There has been a significant drop in Australia’s migrant intake this financial year so far, and the total numbers are expected to fall short of planned figures. The declining trend is continuing on from the last financial year, where overall visa approvals were down from the planned 190,000 to 183,000.
The migration program has been at a constant level (at 190,000) since 2012-13. Taking into account the actual permanent visas granted to 30 April 2018 of 138,086, it is estimated that the number of visas granted in total this 2017-18 financial year will likely be closer to 165,000. This is a significant drop from previous years and is the lowest in seven years.
The decrease is represented in most of the visa categories, however the drop is greatest in skilled independent and employer sponsored work visas.
In the first six months of this financial year, employer sponsored visas decreased from 22,843 to 16,047 - most likely a result of the changes to the 457 visa program, which was replaced by the TSS Visa. Also, skilled independent visas dropped from 24,289 to 20,989.
There has also been a downward trend in visas sponsored by states, territories and in regional areas.
However, the business innovation and investment visa approvals have remained at the same level as in previous years.
Why the decrease?
Many are reporting that the decrease can be attributed to Government policy, with Home Affairs minister, Peter Dutton, stating that the Government would consider reducing immigration numbers "where we believe it's in our national interest”, indicating that increased migration can put a strain on traffic and infrastructure, increase housing prices, and place a burden on hospitals and schools.
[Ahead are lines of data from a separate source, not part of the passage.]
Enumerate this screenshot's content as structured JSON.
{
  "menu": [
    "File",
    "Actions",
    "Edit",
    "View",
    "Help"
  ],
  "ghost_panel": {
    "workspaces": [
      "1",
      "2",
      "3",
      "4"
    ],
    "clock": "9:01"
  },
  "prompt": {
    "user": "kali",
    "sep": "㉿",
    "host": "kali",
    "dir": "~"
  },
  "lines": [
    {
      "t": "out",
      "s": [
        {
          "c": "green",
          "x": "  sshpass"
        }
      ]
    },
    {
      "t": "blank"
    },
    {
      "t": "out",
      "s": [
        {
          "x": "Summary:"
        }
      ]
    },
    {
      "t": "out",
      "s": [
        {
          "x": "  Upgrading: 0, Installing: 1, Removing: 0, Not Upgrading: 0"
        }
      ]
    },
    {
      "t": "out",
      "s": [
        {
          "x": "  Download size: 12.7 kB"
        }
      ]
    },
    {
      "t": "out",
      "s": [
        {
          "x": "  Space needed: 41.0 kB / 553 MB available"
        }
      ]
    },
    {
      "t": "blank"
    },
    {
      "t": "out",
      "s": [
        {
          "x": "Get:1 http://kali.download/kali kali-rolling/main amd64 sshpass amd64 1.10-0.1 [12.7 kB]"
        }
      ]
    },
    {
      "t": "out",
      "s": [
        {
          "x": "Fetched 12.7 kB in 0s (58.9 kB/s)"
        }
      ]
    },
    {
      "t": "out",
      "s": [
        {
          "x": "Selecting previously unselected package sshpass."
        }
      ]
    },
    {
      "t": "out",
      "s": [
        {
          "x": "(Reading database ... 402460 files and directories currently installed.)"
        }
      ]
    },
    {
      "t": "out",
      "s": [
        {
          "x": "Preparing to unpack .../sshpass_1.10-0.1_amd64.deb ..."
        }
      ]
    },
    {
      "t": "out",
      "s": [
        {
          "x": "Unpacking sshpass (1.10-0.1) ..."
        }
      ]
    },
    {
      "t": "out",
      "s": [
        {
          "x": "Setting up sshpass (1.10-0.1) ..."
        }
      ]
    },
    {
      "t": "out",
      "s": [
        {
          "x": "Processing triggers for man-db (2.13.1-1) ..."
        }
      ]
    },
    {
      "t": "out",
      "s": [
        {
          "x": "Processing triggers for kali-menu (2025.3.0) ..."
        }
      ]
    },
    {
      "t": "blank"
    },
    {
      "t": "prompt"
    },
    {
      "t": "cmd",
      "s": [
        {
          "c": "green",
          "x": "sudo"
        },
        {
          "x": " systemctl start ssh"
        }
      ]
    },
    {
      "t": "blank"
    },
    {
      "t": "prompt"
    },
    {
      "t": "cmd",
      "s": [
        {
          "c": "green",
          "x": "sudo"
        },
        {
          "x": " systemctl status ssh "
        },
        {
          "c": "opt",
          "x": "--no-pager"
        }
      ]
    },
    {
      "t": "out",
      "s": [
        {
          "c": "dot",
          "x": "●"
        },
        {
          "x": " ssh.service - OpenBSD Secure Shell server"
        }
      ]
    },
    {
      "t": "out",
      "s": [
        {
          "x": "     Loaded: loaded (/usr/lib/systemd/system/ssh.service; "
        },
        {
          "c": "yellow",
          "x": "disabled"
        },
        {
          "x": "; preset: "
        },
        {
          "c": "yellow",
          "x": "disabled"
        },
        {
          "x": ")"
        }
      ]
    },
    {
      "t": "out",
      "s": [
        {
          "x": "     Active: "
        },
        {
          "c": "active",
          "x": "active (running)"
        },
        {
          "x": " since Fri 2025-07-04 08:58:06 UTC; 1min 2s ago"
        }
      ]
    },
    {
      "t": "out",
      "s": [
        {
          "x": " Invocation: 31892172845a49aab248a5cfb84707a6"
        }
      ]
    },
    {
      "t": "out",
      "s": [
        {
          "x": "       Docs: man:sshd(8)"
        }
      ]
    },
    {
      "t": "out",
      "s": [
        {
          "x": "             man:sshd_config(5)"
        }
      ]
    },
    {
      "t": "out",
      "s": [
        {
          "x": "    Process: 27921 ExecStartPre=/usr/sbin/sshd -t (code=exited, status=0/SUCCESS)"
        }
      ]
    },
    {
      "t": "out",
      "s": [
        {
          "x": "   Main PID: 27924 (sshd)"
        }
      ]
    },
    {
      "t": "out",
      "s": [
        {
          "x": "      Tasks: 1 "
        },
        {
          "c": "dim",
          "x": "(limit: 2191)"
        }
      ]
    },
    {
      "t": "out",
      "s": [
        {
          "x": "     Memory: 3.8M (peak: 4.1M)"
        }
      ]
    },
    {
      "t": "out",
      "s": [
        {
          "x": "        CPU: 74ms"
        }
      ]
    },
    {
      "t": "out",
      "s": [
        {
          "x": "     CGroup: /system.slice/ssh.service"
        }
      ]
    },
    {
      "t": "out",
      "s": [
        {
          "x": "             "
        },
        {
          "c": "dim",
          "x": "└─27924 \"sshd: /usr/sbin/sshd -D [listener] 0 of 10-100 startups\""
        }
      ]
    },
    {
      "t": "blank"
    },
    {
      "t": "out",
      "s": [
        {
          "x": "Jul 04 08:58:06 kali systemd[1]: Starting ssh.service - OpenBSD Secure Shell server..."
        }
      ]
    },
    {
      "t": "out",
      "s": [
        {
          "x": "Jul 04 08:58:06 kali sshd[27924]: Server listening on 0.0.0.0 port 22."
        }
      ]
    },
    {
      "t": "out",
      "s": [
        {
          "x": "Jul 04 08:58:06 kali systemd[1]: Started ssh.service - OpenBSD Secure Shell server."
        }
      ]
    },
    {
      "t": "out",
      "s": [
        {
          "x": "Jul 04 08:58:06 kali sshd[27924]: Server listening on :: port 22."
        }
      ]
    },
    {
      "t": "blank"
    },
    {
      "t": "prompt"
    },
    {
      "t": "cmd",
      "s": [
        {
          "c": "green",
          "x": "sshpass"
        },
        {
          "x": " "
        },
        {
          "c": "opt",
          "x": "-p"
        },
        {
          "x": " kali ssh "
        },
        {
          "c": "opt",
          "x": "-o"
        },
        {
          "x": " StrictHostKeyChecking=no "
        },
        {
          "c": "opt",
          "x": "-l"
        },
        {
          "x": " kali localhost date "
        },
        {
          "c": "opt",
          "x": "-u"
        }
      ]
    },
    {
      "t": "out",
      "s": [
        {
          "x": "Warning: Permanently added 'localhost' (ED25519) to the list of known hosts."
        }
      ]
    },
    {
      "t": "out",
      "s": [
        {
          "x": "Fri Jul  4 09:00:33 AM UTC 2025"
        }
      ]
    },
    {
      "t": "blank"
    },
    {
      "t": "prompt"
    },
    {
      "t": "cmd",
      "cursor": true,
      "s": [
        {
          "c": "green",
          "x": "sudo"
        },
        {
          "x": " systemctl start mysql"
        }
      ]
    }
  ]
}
Additionally, in July 2017, a deal was reached between the Australian and New Zealand governments enabling New Zealanders who have been living and working in Australia for five years to apply for the Skilled Independent 189 visa, a permanent residence visa providing a pathway to citizenship. Since it was introduced, more than 9,000 people have applied. This may be impacting on skilled migrants from other countries who would otherwise have been granted visas.
Another factor that will most likely have an effect on the number of employer sponsored visas is the Skilling Australians Fund levy, recently introduced by the Australian Government. The levy requires employers to pay additional fees when sponsoring an employee on a TSS visa, making it much more expensive for Australian businesses.
The benefits of increased migration to Australia
A report released by the Treasury and Department of Home Affairs found that migration has a positive impact on Australia’s wealth.
It is estimated that migration will add up to 1% to Gross Domestic Product (GDP) growth from 2020 to 2050, as it counters Australia’s ageing population. The main reason for this is that the majority of migrants are of working age on skilled visas, and are directly contributing to the economy, filling skills shortages and improving the country’s productivity (as well as paying taxes).
Migration currently accounts for approximately 60% of Australia’s population growth, while natural increase - births less deaths, accounts for around 37%.
Migration numbers by countries in 2017
Previously, the majority of migrants have come from the United Kingdom and South Africa, however this is changing. Below lists the top ten countries of origin for migrants in 2017:
India – 38,900
China – 28,300
UK – 17,000
Philippines – 12,200
Pakistan – 6,600
Vietnam – 5,500
South Africa – 4,600
Nepal – 4,300
Malaysia – 4,000
Ireland – 3,900
(New Zealand is excluded)
Source: Department of Home Affairs
It has been predicted that the population in Australia would reach 40 million by 2060, however this number is widely decided by immigration numbers, and could prove to be inaccurate if visa approvals continue to fall as they have been over the last 2 years.
While the number of visas granted is decreasing, you can still apply for an Australian visa, as long as you meet the requirements. It is very important to meet requirements for a successful outcome. Contact Work Visa Lawyers if you would like assistance.
Do you need help with an Australian visa application?
At Work Visa Lawyers we are experienced in assisting applicants in all matters relating to Australian visa applications. Our areas of expertise include Skilled Migration visas, Business Skills Migration visas, Employer Sponsored Work Visas, Partner and other Family Migration visas as well as the Administrative Appeals Tribunal (AAT) Review, Judicial Review and Ministerial Intervention.
If you require further information regarding your Australia visa options you can contact us through:
(08) 8351 9956 or +61 8 8351 9956